* **Work request**
Omit the images, then print each record below exactly as it reads.

---------- Data to use

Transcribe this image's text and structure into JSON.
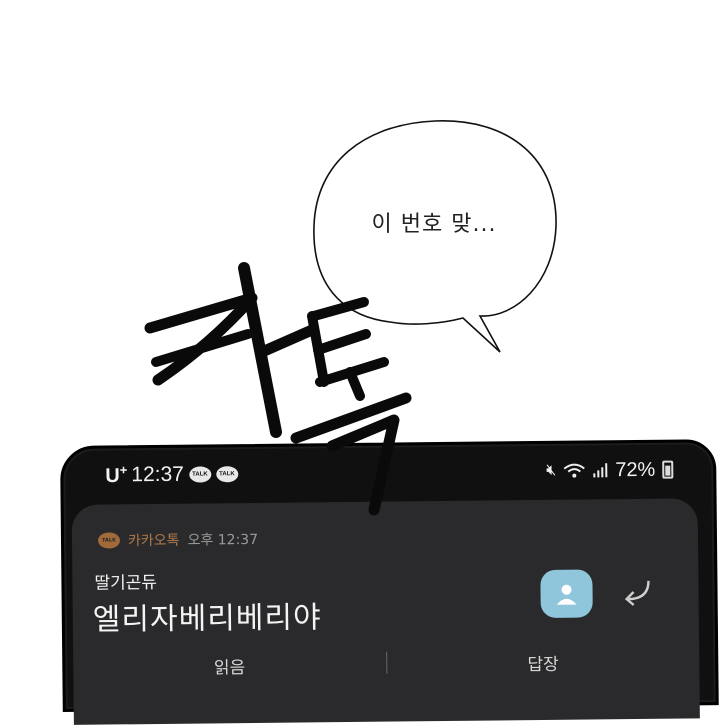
{
  "bubble": {
    "text": "이 번호 맞..."
  },
  "sound_effect": {
    "text": "카톡"
  },
  "status_bar": {
    "carrier": "U",
    "carrier_sup": "+",
    "time": "12:37",
    "battery": "72%",
    "talk_badge": "TALK"
  },
  "notification": {
    "app_badge": "TALK",
    "app_name": "카카오톡",
    "time": "오후 12:37",
    "sender": "딸기곤듀",
    "message": "엘리자베리베리야",
    "action_left": "읽음",
    "action_right": "답장"
  },
  "colors": {
    "phone_body": "#101010",
    "card_bg": "#2a2a2c",
    "avatar_bg": "#8fc6dc",
    "kakao_brand": "#a06a3a"
  }
}
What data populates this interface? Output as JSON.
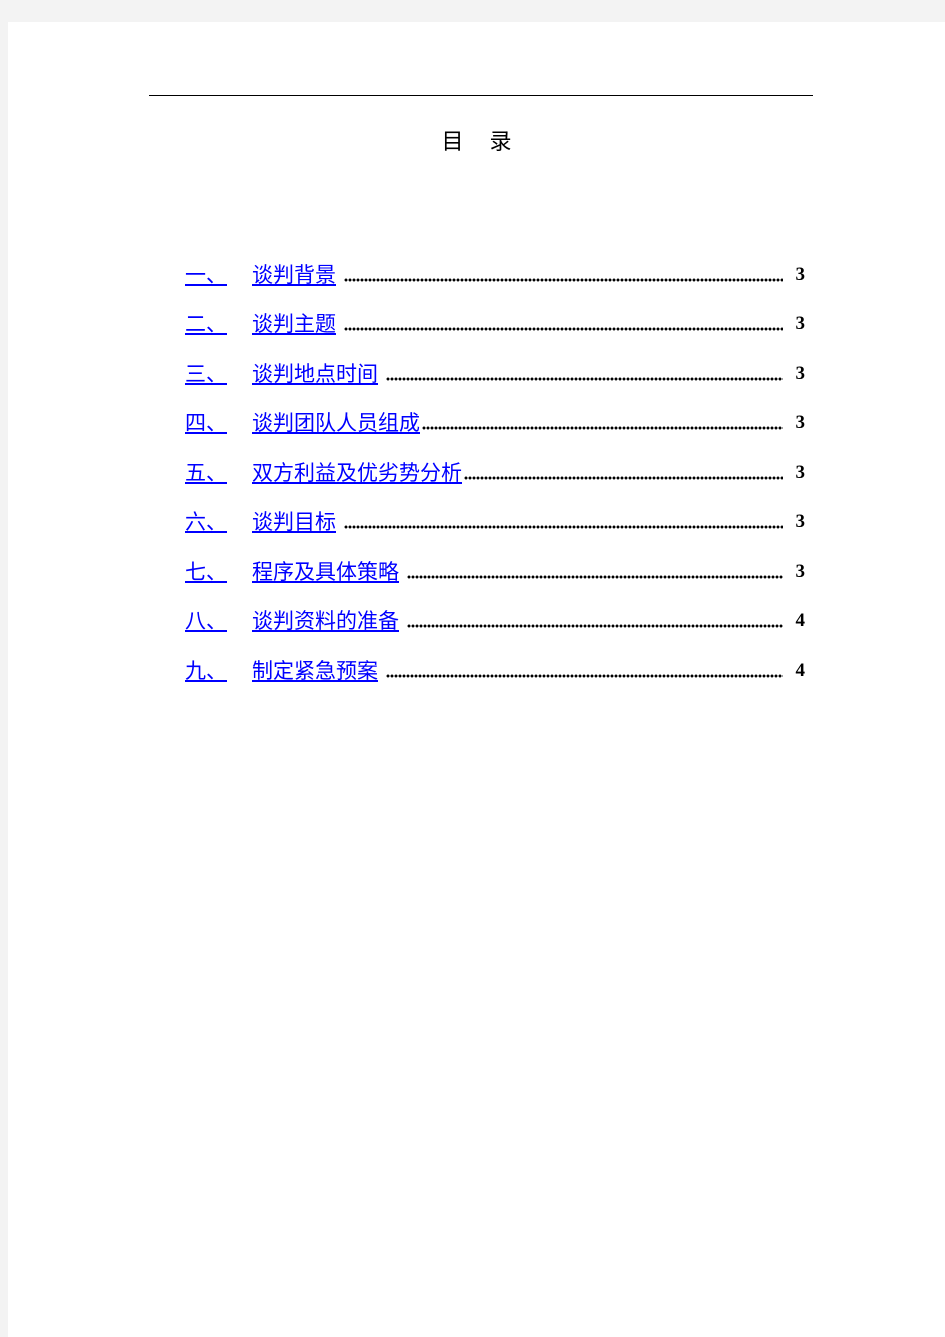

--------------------

* **Solution to this task**
Transcribe this image's text and structure into JSON.
{
  "bubble": {
    "text": "이 번호 맞..."
  },
  "sound_effect": {
    "text": "카톡"
  },
  "status_bar": {
    "carrier": "U",
    "carrier_sup": "+",
    "time": "12:37",
    "battery": "72%",
    "talk_badge": "TALK"
  },
  "notification": {
    "app_badge": "TALK",
    "app_name": "카카오톡",
    "time": "오후 12:37",
    "sender": "딸기곤듀",
    "message": "엘리자베리베리야",
    "action_left": "읽음",
    "action_right": "답장"
  },
  "colors": {
    "phone_body": "#101010",
    "card_bg": "#2a2a2c",
    "avatar_bg": "#8fc6dc",
    "kakao_brand": "#a06a3a"
  }
}
What data populates this interface? Output as JSON.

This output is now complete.